Early Review of draft-ietf-roll-applicability-home-building-01

Request Review of draft-ietf-roll-applicability-home-building
Requested rev. no specific revision (document currently at 12)
Type Early Review
Team Security Area Directorate (secdir)
Deadline 2015-04-07
Requested 2013-11-28
Authors Anders Brandt, Emmanuel Baccelli, Robert Cragie, Peter Van der Stok
Draft last updated 2013-12-12
Completed reviews Genart Last Call review of -08 by Meral Shirazipour (diff)
Genart Telechat review of -09 by Meral Shirazipour (diff)
Secdir Early review of -01 by Catherine Meadows (diff)
Secdir Telechat review of -09 by Catherine Meadows (diff)
Assignment Reviewer Catherine Meadows
State Completed
Review review-ietf-roll-applicability-home-building-01-secdir-early-meadows-2013-12-12
Reviewed rev. 01 (document currently at 12)
Review result Has Issues
Review completed: 2013-12-12


This is  a resend of my review.  I had incorrectly entered the alias for the authors and it got bounced.

My apologies to everyone who receives this twice.

I have reviewed this document as part of the security directorate's 

ongoing effort to review all IETF documents being processed by the 

IESG.  These comments were written primarily for the benefit of the 

security area directors.  Document editors and WG chairs should treat 

these comments just like any other last call comments.

This ID gives recommendations on the use of the RPL protocol in building and home environments, which are characterized as relatively small networks

that integrate a number of different devices, many including computers, alarm systems, light switches, remote controls ,etc.  Many of the network

components are resource and power-constrained.   The ID  characterizes the different types

of networks that can arise in these environments, and gives recommendations such  as which versions of the protocol to use and how

to set the parameters, depending on the type of home network.

For the security considerations the authors mainly refer the reader to RFC6997,  RFC6550, and I-D.ietf-roll-trickle-mcast.  However, there is one issue that these

documents do not cover.  RPL makes the assumption that all the members of the network share a key, but intentionally does not give any information as to how

the key gets there.  Thus this document includes a section on Security Considerations for distribution of certificates required by RPL.  It explains that for RPL the

credential is a shared key, and then goes on to say:

Therefore, there MUST be a mechanism in place which

allows secure distribution of a shared key and configuration of

network identity.

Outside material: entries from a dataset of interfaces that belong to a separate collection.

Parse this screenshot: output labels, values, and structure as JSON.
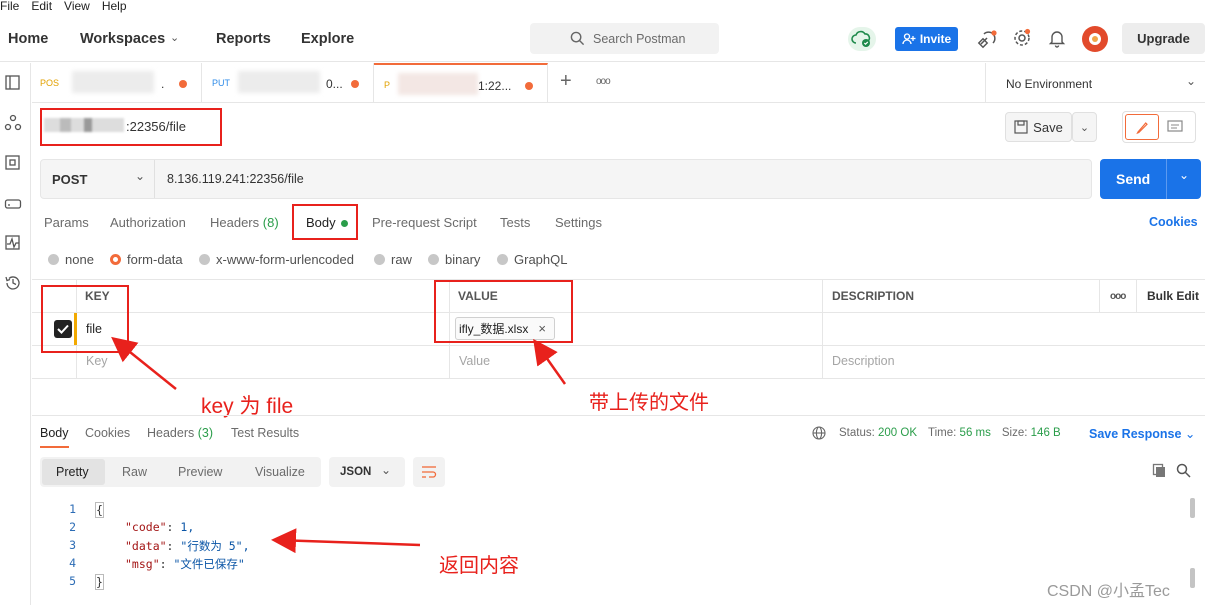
{
  "menubar": [
    "File",
    "Edit",
    "View",
    "Help"
  ],
  "header": {
    "nav": {
      "home": "Home",
      "workspaces": "Workspaces",
      "reports": "Reports",
      "explore": "Explore"
    },
    "search_placeholder": "Search Postman",
    "invite": "Invite",
    "upgrade": "Upgrade"
  },
  "tabs": [
    {
      "method": "POS",
      "method_color": "#e2a100",
      "title_suffix": "."
    },
    {
      "method": "PUT",
      "method_color": "#2e8be8",
      "title_suffix": "0..."
    },
    {
      "method": "P",
      "method_color": "#e2a100",
      "title_suffix": "1:22..."
    }
  ],
  "more_tabs": "ooo",
  "environment": "No Environment",
  "request": {
    "name_suffix": ":22356/file",
    "save": "Save",
    "method": "POST",
    "url": "8.136.119.241:22356/file",
    "send": "Send"
  },
  "request_tabs": {
    "params": "Params",
    "authorization": "Authorization",
    "headers": "Headers",
    "headers_count": "(8)",
    "body": "Body",
    "prerequest": "Pre-request Script",
    "tests": "Tests",
    "settings": "Settings",
    "cookies": "Cookies"
  },
  "body_types": [
    "none",
    "form-data",
    "x-www-form-urlencoded",
    "raw",
    "binary",
    "GraphQL"
  ],
  "body_selected": "form-data",
  "table": {
    "headers": {
      "key": "KEY",
      "value": "VALUE",
      "description": "DESCRIPTION",
      "more": "ooo",
      "bulk": "Bulk Edit"
    },
    "row": {
      "key": "file",
      "value": "ifly_数据.xlsx",
      "checked": true
    },
    "placeholders": {
      "key": "Key",
      "value": "Value",
      "description": "Description"
    }
  },
  "annotations": {
    "key_note": "key 为 file",
    "value_note": "带上传的文件",
    "response_note": "返回内容"
  },
  "response": {
    "tabs": {
      "body": "Body",
      "cookies": "Cookies",
      "headers": "Headers",
      "headers_count": "(3)",
      "tests": "Test Results"
    },
    "status_label": "Status:",
    "status": "200 OK",
    "time_label": "Time:",
    "time": "56 ms",
    "size_label": "Size:",
    "size": "146 B",
    "save_response": "Save Response",
    "views": [
      "Pretty",
      "Raw",
      "Preview",
      "Visualize"
    ],
    "format": "JSON",
    "line_numbers": [
      "1",
      "2",
      "3",
      "4",
      "5"
    ],
    "json_lines": {
      "open": "{",
      "code_key": "\"code\"",
      "code_val": "1,",
      "data_key": "\"data\"",
      "data_val": "\"行数为 5\",",
      "msg_key": "\"msg\"",
      "msg_val": "\"文件已保存\"",
      "close": "}"
    }
  },
  "watermark": "CSDN @小孟Tec",
  "colors": {
    "accent": "#1a73e8",
    "orange": "#f26b3a",
    "red_annotation": "#e8211c",
    "green": "#2a9d4a"
  }
}
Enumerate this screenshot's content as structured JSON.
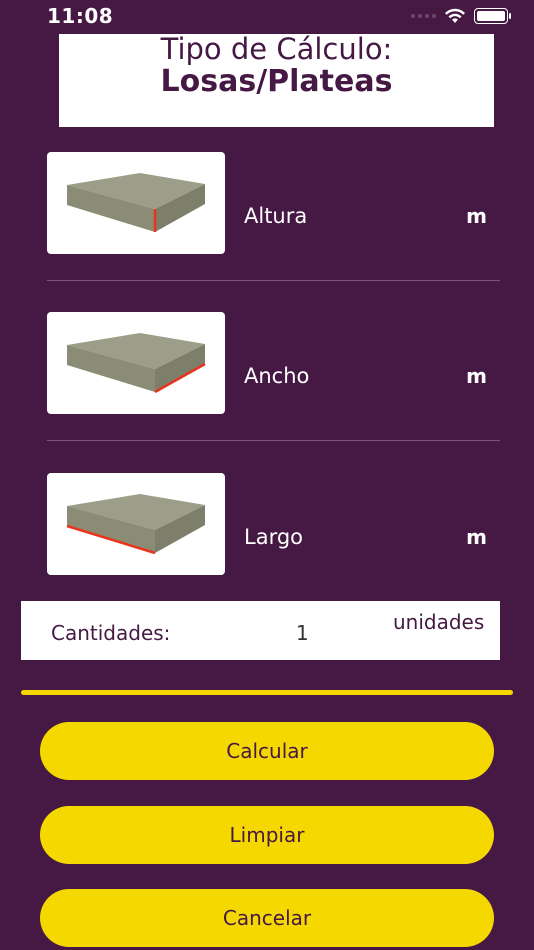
{
  "status": {
    "time": "11:08"
  },
  "header": {
    "title": "Tipo de Cálculo:",
    "subtitle": "Losas/Plateas"
  },
  "fields": [
    {
      "label": "Altura",
      "unit": "m",
      "highlight": "height"
    },
    {
      "label": "Ancho",
      "unit": "m",
      "highlight": "width"
    },
    {
      "label": "Largo",
      "unit": "m",
      "highlight": "length"
    }
  ],
  "quantity": {
    "label": "Cantidades:",
    "value": "1",
    "unit": "unidades"
  },
  "buttons": {
    "calculate": "Calcular",
    "clear": "Limpiar",
    "cancel": "Cancelar"
  },
  "colors": {
    "background": "#461944",
    "accent": "#f5d800",
    "edge": "#e8341c"
  }
}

Both MAY be done using (i) pre-installation using

an out-of-band method, (ii) delivered securely when a device is

introduced into the network or (iii) delivered securely by a trusted

neighboring device. The shared key MUST be stored in a secure

fashion which makes it difficult to be read by an unauthorized party.

An example of a method whereby this can be achieved is detailed in


I found the wording of this confusing.  I took the “this” in the last sentence to refer to the storage of a key in

a secure fashion, and wondered why it there were no references to means of achieving secure key distribution.  It wasn’t until I looked at the SmartOb reference that I found that it

actually was such a reference.  This should be made more clear,

e.g. "An example of a method whereby this secure key distribution can be achieved in detailed in [SmatObj]."

I notice also that the SmartObj  paper does not seem to be finished (there are several sections labeled TODO), and that it also

appears to be intended as an Internet Draft.  What is the status of it?  Is it intended to be developed in tandem with this I-D?

Also, it would be good to be more specific about what is meant by “securely” here.  For example, the key must be authenticated and kept secret between its intended users, and must not

be repeated (replay protection). 

It might also be helpful to include of a discussion as to when it is more advantageous to use link encryption or group keys.

In the case that a network consists of both highly security-relevant and well-protected devices (such as alarm systems), and

non-security relevant and not so well-protected devices (such as TV remotes), group keying means that either the remote must

be as well-protected as the alarm system, or the entire network must be rekeyed if the remote is lost.  I don’t whether or not

it would be necessary to give any MUST or SHOULD recommendations, but it would be helpful to give the reader an understanding

of the issues involved when making decisions about link encryption versus group keys.  As far as I can see this subject is not addressed

in any of the documents cited at the beginning of the security considerations.

Cathy Meadows

Catherine Meadows

Naval Research Laboratory

Code 5543

4555 Overlook Ave., S.W.

Washington DC, 20375

phone: 202-767-3490

fax: 202-404-7942


catherine.meadows at nrl.navy.mil